On Tuesday, a senior Pentagon official warned that Middle Eastern countries that test waters of deeper security cooperation with China or Russia put at risk their partnerships with the United States.
“It’s... clear that certain countries and partners would want to hedge and test what more they might be able to get from the United States by testing the waters of deeper cooperation with the Chinese or the Russians, particularly in the security and military space,” Deputy Assistant Secretary of Defense Dana Stroul said during a webinar at the Middle East Institute.
Stroul claimed that the potential benefits of cooperation with Russia and China pale compared to what the United States can offer in terms of security cooperation.
“To me, the choice is clear between what you can get from China or Russia and what you can get from the United States,” she said. Stroul accused Russia of nurturing intentions to challenge the United States in the Middle East and stress its strategic regional partnerships.
Meanwhile, US Defense Secretary Lloyd Austin has said he wouldn't lose any sleep over criticism of U.S. military forces from America's adversaries, like China and Russia. "I will not lose one minute of sleep about what the Chinese leadership is saying, or what (Russian President) Vladimir Putin is saying. What I will focus on, and what I am focused on, is the defense of this nation and making sure that we have what's needed to be successful," he said.
Austin made the remarks in a Memorial Day interview aired on Monday. He also said that the U.S. military would never be "soft," dismissing statements by some conservative politicians and media figures that the U.S. military is weakening.
The Pentagon has asked for a $715 billion budget, saying it is geared to counter China in the Indo-Pacific region by shedding older weapons systems and investing in new technologies.

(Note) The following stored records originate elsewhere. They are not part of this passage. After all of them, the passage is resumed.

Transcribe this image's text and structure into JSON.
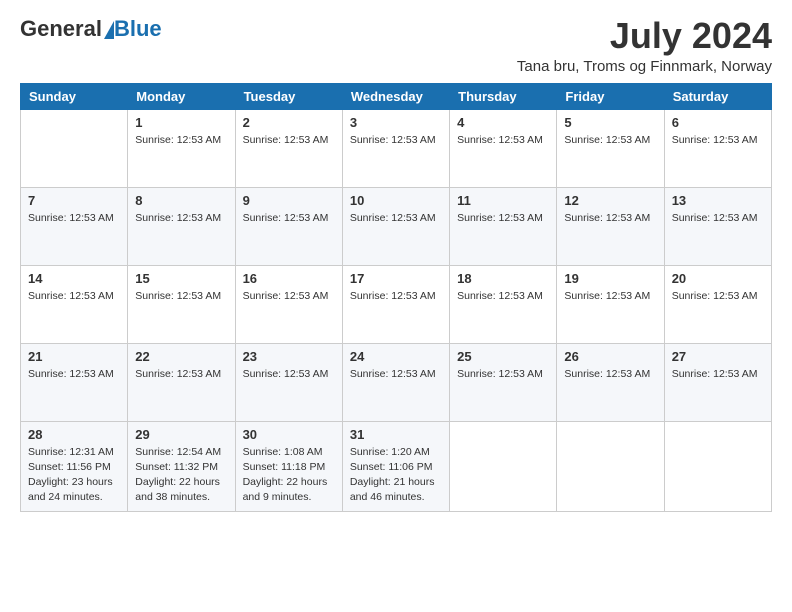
{
  "header": {
    "logo_general": "General",
    "logo_blue": "Blue",
    "month_year": "July 2024",
    "location": "Tana bru, Troms og Finnmark, Norway"
  },
  "weekdays": [
    "Sunday",
    "Monday",
    "Tuesday",
    "Wednesday",
    "Thursday",
    "Friday",
    "Saturday"
  ],
  "weeks": [
    [
      {
        "day": "",
        "info": []
      },
      {
        "day": "1",
        "info": [
          "Sunrise: 12:53 AM"
        ]
      },
      {
        "day": "2",
        "info": [
          "Sunrise: 12:53 AM"
        ]
      },
      {
        "day": "3",
        "info": [
          "Sunrise: 12:53 AM"
        ]
      },
      {
        "day": "4",
        "info": [
          "Sunrise: 12:53 AM"
        ]
      },
      {
        "day": "5",
        "info": [
          "Sunrise: 12:53 AM"
        ]
      },
      {
        "day": "6",
        "info": [
          "Sunrise: 12:53 AM"
        ]
      }
    ],
    [
      {
        "day": "7",
        "info": [
          "Sunrise: 12:53 AM"
        ]
      },
      {
        "day": "8",
        "info": [
          "Sunrise: 12:53 AM"
        ]
      },
      {
        "day": "9",
        "info": [
          "Sunrise: 12:53 AM"
        ]
      },
      {
        "day": "10",
        "info": [
          "Sunrise: 12:53 AM"
        ]
      },
      {
        "day": "11",
        "info": [
          "Sunrise: 12:53 AM"
        ]
      },
      {
        "day": "12",
        "info": [
          "Sunrise: 12:53 AM"
        ]
      },
      {
        "day": "13",
        "info": [
          "Sunrise: 12:53 AM"
        ]
      }
    ],
    [
      {
        "day": "14",
        "info": [
          "Sunrise: 12:53 AM"
        ]
      },
      {
        "day": "15",
        "info": [
          "Sunrise: 12:53 AM"
        ]
      },
      {
        "day": "16",
        "info": [
          "Sunrise: 12:53 AM"
        ]
      },
      {
        "day": "17",
        "info": [
          "Sunrise: 12:53 AM"
        ]
      },
      {
        "day": "18",
        "info": [
          "Sunrise: 12:53 AM"
        ]
      },
      {
        "day": "19",
        "info": [
          "Sunrise: 12:53 AM"
        ]
      },
      {
        "day": "20",
        "info": [
          "Sunrise: 12:53 AM"
        ]
      }
    ],
    [
      {
        "day": "21",
        "info": [
          "Sunrise: 12:53 AM"
        ]
      },
      {
        "day": "22",
        "info": [
          "Sunrise: 12:53 AM"
        ]
      },
      {
        "day": "23",
        "info": [
          "Sunrise: 12:53 AM"
        ]
      },
      {
        "day": "24",
        "info": [
          "Sunrise: 12:53 AM"
        ]
      },
      {
        "day": "25",
        "info": [
          "Sunrise: 12:53 AM"
        ]
      },
      {
        "day": "26",
        "info": [
          "Sunrise: 12:53 AM"
        ]
      },
      {
        "day": "27",
        "info": [
          "Sunrise: 12:53 AM"
        ]
      }
    ],
    [
      {
        "day": "28",
        "info": [
          "Sunrise: 12:31 AM",
          "Sunset: 11:56 PM",
          "Daylight: 23 hours",
          "and 24 minutes."
        ]
      },
      {
        "day": "29",
        "info": [
          "Sunrise: 12:54 AM",
          "Sunset: 11:32 PM",
          "Daylight: 22 hours",
          "and 38 minutes."
        ]
      },
      {
        "day": "30",
        "info": [
          "Sunrise: 1:08 AM",
          "Sunset: 11:18 PM",
          "Daylight: 22 hours",
          "and 9 minutes."
        ]
      },
      {
        "day": "31",
        "info": [
          "Sunrise: 1:20 AM",
          "Sunset: 11:06 PM",
          "Daylight: 21 hours",
          "and 46 minutes."
        ]
      },
      {
        "day": "",
        "info": []
      },
      {
        "day": "",
        "info": []
      },
      {
        "day": "",
        "info": []
      }
    ]
  ]
}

The budget plan would also provide $5.1 billion for the Pacific Deterrence Initiative, which Congress created to counter China, focusing on competition in the Indo-Pacific. It aims to boost U.S. readiness in the region through funding radars, satellites, and missile systems.